# Task objective:
Search the listing for the word "octets" and return each line that contains it.
*** Opening of Data under study ***
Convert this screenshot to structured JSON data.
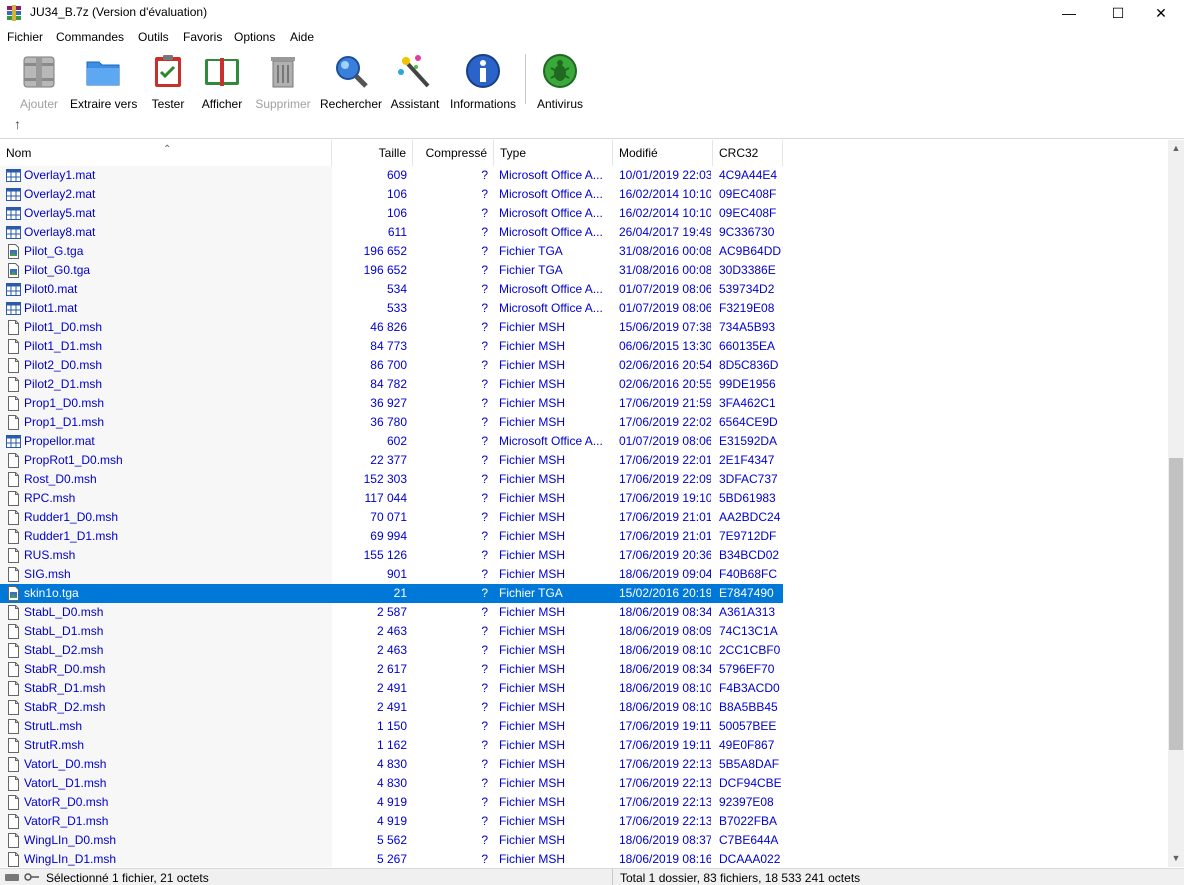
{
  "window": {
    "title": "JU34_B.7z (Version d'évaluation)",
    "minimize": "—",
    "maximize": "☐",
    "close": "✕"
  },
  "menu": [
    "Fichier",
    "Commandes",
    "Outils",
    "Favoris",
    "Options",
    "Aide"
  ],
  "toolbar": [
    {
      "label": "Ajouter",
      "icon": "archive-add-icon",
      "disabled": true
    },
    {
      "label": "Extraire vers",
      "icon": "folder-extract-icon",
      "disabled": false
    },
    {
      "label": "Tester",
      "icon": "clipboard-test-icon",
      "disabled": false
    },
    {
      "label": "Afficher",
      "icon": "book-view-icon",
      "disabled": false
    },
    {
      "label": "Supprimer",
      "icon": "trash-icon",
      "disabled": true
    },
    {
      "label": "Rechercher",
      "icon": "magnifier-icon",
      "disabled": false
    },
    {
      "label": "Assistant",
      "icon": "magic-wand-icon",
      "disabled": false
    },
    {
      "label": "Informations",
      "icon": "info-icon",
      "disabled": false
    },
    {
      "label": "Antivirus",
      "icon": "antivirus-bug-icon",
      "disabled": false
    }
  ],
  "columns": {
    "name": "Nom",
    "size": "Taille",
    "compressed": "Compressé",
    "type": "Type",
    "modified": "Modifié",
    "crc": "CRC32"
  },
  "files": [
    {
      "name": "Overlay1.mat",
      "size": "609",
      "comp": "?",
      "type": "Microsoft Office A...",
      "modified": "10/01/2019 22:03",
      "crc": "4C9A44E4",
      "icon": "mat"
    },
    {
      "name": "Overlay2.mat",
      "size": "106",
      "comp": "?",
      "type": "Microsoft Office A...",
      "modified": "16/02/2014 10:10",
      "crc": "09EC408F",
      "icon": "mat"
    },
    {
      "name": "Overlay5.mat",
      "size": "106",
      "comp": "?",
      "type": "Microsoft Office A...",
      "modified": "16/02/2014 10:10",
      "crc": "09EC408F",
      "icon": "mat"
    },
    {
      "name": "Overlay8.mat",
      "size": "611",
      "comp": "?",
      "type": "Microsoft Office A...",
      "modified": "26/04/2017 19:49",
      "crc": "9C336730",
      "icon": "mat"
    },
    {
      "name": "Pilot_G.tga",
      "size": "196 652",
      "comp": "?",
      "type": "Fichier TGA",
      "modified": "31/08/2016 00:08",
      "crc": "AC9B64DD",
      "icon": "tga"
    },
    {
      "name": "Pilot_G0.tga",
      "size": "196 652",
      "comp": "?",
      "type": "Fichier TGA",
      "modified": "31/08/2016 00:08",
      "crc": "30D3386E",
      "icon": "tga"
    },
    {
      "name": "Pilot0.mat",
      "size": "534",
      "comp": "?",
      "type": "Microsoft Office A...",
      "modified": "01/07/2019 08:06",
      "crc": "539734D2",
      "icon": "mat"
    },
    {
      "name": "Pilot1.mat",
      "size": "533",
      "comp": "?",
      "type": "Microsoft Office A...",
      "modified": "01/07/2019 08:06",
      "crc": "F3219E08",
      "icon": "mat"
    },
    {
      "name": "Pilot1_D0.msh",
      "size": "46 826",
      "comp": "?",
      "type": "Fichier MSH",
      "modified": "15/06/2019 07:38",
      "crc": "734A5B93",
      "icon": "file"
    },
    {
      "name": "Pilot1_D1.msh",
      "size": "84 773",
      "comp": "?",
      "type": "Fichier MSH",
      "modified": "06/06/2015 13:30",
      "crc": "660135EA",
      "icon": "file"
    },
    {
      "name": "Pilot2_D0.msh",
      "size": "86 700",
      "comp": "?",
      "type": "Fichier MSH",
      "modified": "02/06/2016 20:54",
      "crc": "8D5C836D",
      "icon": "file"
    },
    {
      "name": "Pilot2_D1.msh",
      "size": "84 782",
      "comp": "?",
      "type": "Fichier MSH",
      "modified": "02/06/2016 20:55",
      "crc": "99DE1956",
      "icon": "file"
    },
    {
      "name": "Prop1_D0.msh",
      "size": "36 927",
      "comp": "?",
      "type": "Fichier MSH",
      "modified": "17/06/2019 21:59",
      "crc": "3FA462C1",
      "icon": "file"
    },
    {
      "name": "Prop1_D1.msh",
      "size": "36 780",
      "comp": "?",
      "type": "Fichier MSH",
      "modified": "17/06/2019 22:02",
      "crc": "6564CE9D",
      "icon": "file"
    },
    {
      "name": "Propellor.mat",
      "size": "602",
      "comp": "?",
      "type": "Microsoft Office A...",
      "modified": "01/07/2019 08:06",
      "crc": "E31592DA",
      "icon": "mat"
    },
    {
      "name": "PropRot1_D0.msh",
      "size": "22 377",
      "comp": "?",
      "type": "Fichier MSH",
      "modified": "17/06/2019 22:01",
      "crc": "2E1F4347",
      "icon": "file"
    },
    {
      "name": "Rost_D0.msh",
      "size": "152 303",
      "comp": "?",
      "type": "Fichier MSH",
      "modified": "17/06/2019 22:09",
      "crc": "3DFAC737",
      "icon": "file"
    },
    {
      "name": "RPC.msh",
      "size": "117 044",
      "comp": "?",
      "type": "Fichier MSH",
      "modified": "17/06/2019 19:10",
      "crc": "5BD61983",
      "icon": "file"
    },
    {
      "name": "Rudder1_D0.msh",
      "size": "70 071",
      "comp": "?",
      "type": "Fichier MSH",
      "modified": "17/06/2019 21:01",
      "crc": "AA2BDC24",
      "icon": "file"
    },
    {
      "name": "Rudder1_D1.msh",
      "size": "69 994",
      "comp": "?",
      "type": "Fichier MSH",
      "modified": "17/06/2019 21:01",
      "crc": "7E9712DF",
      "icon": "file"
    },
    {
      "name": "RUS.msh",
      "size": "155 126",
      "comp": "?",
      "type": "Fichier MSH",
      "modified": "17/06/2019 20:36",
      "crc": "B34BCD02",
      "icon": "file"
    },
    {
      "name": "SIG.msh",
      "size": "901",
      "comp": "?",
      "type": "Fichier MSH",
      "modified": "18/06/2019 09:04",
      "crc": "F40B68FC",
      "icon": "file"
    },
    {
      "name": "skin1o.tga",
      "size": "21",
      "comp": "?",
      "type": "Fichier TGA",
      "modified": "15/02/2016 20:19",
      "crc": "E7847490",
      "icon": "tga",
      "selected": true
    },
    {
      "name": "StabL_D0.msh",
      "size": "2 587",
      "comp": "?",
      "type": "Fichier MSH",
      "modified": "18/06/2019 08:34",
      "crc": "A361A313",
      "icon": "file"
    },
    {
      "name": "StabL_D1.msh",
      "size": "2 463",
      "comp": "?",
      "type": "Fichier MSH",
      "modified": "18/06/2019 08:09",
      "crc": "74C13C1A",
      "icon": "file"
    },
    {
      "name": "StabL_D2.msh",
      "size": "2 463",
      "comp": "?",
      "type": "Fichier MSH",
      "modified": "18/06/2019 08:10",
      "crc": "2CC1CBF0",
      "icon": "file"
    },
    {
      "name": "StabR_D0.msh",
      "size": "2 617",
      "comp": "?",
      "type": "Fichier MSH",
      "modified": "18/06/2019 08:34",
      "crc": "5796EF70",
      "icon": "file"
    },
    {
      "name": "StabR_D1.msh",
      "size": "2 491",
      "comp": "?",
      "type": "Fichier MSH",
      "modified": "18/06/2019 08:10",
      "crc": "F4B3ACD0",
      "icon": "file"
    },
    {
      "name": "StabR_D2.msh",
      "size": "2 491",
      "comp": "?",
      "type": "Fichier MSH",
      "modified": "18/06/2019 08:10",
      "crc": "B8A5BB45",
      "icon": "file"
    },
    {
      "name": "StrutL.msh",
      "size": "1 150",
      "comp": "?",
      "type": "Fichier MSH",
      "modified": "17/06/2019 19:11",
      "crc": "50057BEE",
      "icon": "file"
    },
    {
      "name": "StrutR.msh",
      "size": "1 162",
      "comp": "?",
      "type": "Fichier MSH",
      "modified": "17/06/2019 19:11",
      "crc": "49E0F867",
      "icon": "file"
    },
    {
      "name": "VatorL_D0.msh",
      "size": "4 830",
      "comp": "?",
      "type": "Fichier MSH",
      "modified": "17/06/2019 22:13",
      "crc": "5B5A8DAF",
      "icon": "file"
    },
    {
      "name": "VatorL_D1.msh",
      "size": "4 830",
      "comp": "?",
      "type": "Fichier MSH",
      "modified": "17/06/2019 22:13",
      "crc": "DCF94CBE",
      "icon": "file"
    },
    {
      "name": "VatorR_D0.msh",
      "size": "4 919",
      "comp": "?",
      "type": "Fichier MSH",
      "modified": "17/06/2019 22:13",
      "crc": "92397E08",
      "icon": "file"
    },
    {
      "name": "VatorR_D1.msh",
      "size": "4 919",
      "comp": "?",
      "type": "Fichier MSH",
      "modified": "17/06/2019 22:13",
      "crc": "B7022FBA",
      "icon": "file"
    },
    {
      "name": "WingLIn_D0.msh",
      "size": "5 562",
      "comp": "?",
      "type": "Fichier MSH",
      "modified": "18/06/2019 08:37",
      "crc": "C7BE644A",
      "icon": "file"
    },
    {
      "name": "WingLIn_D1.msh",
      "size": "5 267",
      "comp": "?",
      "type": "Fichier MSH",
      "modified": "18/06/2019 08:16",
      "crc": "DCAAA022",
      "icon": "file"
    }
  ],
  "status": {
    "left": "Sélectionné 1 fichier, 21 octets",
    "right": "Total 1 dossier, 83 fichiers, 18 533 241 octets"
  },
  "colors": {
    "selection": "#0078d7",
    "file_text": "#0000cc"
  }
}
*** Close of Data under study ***
# Reply:
    "left": "Sélectionné 1 fichier, 21 octets",
    "right": "Total 1 dossier, 83 fichiers, 18 533 241 octets"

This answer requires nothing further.